I’m going to share a secret regret of mine today: when I first started working on very large projects in teams, I used to doubt my word choices a lot. I assumed my teammates were better educated and deferred to them in terminology debates. It generally worked in my favor—I learned new words or phrases, and my translation improved. But there was one time that sticks out in my mind when I should have spoken up.
I was working on a very long set of documents for an antitrust case. In brief, large group of international companies X had conspired against individual businessperson/inventor Y to prevent Y from finding a manufacturer for a new-and-improved product, because Y made better, more cost-effective improvements to a tool than X’s team had (despite 20+ years working on the project).
In translating these documents, the term “anticompetitive practice” (pratique anticoncurrentielle) came up quite a lot. You can see how that English-language term is appropriate: group X conspired to keep inventor Y from marketing a new invention. They did not want competition.

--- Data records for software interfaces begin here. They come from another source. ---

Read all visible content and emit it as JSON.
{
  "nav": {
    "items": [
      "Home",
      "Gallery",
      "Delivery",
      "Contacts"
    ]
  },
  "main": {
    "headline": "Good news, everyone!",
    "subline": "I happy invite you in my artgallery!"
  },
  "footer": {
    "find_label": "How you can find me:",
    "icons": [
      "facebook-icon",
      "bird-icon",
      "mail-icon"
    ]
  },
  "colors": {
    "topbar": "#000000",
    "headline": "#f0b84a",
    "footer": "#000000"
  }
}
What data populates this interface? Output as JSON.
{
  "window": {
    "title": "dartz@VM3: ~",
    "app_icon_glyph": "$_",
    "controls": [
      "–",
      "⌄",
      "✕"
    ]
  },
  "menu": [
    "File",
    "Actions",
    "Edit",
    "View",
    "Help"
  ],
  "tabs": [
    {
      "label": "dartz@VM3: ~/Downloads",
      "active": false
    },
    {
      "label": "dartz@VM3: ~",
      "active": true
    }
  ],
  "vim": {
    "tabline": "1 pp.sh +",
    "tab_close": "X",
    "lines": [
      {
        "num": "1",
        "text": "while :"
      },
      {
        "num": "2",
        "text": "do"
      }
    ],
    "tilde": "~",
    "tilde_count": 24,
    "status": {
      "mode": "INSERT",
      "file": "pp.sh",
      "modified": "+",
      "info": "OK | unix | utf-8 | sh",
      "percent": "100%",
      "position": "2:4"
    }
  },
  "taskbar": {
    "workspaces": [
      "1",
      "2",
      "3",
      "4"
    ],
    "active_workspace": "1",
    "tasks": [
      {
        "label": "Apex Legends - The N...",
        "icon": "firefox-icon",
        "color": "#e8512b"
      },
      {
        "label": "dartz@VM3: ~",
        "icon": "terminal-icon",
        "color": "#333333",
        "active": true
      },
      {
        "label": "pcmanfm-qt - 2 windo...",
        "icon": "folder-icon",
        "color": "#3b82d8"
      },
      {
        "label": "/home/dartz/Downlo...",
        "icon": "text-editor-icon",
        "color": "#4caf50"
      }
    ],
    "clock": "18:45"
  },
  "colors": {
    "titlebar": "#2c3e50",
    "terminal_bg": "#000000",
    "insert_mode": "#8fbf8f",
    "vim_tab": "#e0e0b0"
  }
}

My translation partner (chosen by the agency client, not by me) decided this phrase sounded too clunky, and opted for “unfair trade practices” instead. Here’s where I hang my head in shame and say, “I went along with it.” You see, this other translator had solved another inelegant wording problem far better than myself. So somehow, I assumed that meant the other translator was better all around. Omniscient.
There is a difference between anti-competition and unfair trade. The former deals with conspiring to prevent other businesses from competing in the pre-production or pre-sale stage. Anticompetition affects other businesses. Unfair trade has more to do with bamboozling buyers, infringing on patents already in use, and other practices that affect consumers.
I should have held my ground. I knew I was right, but with the deadline looming and no time to provide solid citations in support of my choice (and with respect for the other translator’s solution of other problems), I let it slide. Luckily for us, there were aspects of unfair trade (as opposed to anticompetition) involved in this case. So while it wasn’t a perfect solution, it was still acceptable. The client and other readers would still understand the legal meaning of the document. It’s just one of those decisions that comes back to haunt me from time to time. You live and you learn!
What rookie mistake did you make once upon a time? How do you deal with terminology debates on team projects?